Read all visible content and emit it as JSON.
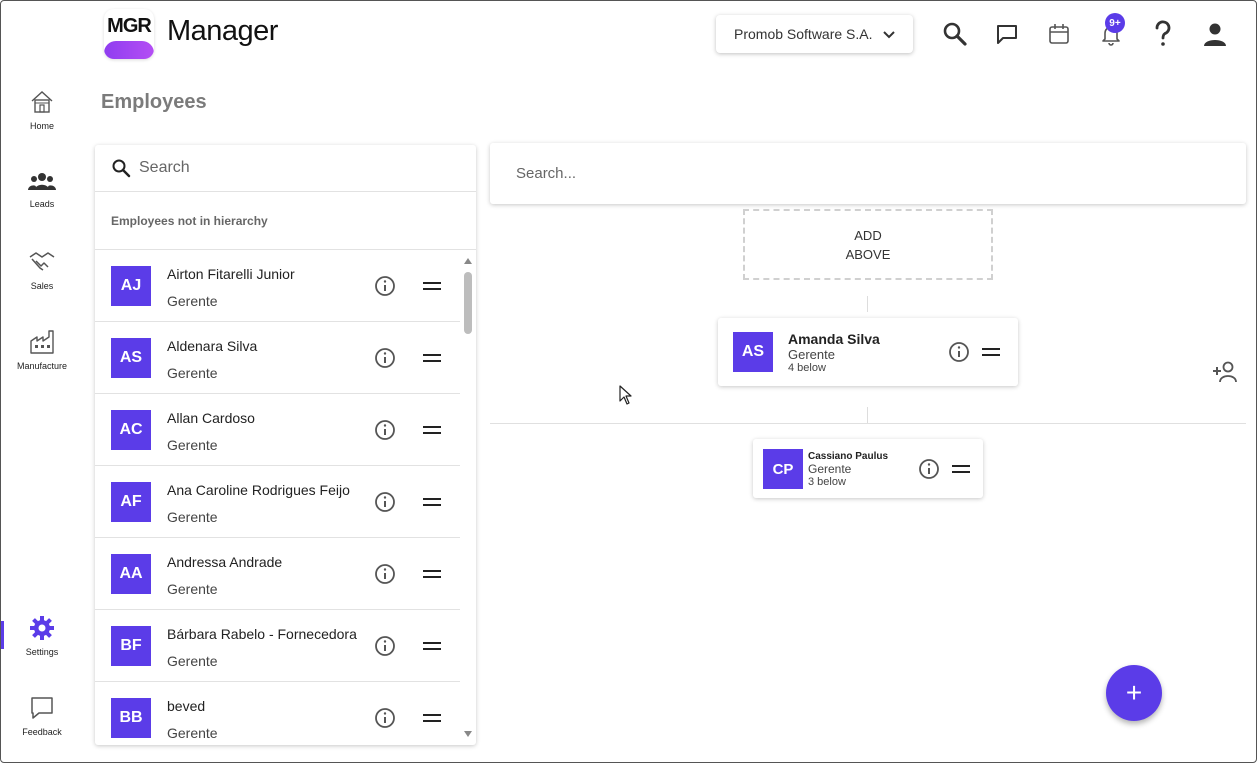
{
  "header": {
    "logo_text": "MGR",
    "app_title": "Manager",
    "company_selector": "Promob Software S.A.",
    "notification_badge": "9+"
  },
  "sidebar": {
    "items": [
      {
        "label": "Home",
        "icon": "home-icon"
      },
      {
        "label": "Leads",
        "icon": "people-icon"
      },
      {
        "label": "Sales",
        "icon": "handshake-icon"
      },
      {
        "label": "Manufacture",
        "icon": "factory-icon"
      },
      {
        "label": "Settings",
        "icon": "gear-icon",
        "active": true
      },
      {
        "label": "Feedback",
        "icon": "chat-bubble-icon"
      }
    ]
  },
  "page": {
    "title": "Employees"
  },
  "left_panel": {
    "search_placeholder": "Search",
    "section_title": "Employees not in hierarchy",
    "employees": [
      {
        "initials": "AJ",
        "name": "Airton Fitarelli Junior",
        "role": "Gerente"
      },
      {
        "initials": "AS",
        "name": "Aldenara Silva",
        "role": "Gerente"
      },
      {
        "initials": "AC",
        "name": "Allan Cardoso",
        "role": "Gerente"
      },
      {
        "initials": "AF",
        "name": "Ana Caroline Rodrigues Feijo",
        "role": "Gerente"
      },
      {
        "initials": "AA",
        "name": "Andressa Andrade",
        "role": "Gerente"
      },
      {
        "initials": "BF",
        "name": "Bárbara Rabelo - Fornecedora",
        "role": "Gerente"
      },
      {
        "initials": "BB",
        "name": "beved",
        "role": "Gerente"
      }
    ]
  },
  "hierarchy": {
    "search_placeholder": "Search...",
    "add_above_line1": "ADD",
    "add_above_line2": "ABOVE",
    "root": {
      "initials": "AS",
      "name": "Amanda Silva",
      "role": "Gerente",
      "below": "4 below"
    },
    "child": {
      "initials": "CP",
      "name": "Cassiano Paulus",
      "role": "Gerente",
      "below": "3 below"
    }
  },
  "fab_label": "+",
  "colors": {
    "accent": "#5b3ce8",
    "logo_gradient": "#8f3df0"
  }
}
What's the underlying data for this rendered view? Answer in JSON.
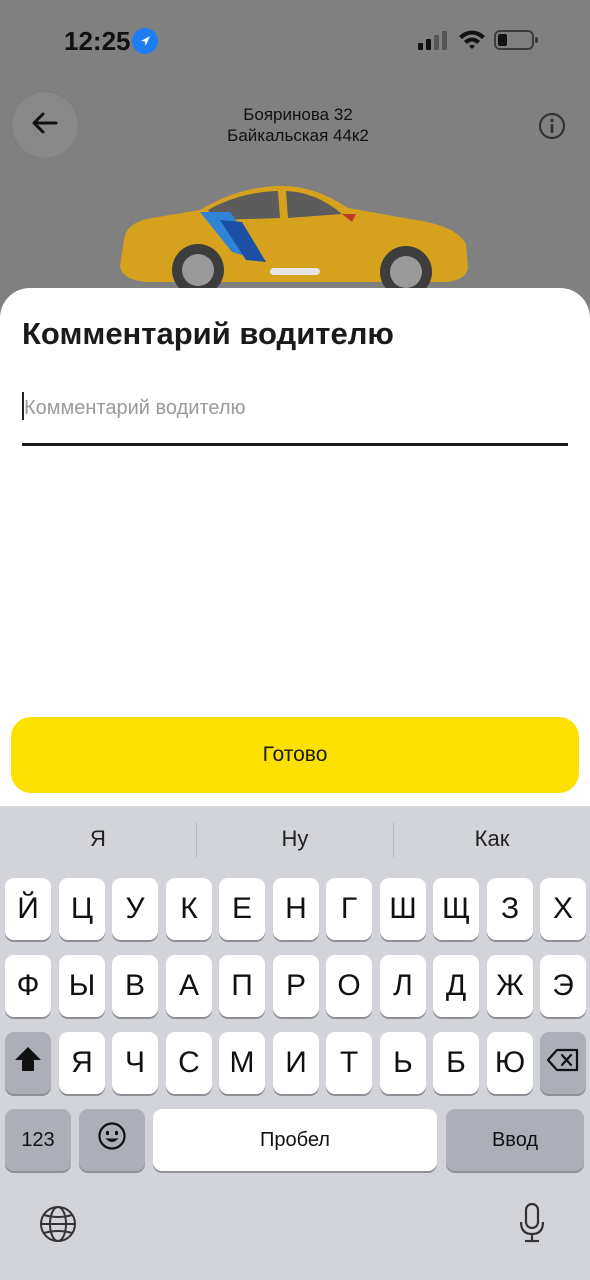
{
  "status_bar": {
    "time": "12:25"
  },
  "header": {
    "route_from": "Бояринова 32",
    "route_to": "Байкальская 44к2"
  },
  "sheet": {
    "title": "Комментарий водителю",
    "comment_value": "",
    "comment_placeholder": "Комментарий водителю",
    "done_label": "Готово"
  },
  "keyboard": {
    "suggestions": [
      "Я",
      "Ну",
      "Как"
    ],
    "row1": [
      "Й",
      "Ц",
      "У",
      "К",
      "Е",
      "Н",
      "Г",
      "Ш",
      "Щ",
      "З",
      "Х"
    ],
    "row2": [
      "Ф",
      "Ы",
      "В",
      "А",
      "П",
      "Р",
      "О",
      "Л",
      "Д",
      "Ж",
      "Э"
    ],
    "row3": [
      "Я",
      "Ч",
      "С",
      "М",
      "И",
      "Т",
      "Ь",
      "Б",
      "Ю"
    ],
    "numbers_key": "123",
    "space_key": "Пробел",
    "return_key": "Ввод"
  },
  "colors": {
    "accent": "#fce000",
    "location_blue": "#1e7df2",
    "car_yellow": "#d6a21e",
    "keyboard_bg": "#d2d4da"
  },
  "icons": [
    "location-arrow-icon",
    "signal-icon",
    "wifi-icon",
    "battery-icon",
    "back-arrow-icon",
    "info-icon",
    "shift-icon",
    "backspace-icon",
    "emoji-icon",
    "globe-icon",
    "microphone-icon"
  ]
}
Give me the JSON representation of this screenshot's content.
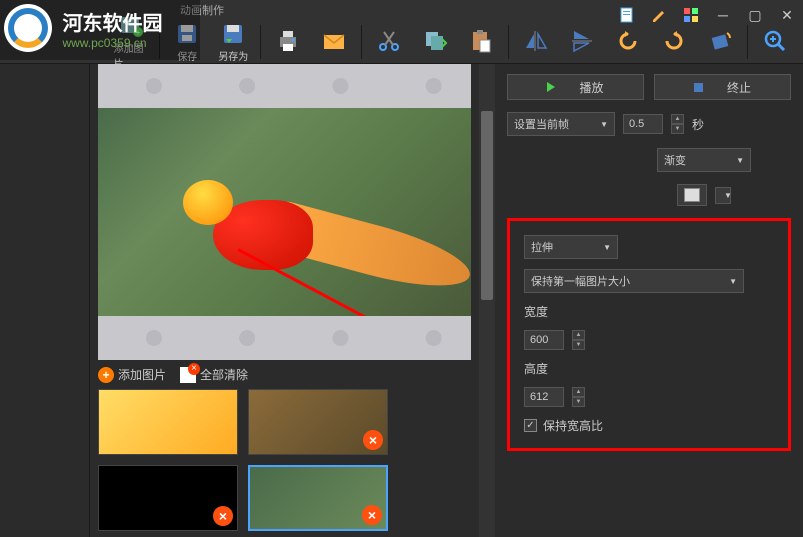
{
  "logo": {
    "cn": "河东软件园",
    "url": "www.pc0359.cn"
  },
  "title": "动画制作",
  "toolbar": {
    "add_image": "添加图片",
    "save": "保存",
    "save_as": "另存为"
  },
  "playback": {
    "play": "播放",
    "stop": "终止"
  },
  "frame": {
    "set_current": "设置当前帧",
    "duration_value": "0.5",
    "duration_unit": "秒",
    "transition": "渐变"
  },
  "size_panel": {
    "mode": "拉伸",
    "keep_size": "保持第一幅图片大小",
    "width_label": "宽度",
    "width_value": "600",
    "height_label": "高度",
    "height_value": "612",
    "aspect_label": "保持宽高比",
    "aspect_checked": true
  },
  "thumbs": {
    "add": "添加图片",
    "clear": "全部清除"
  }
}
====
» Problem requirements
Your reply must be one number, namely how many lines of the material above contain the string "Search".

» Response
2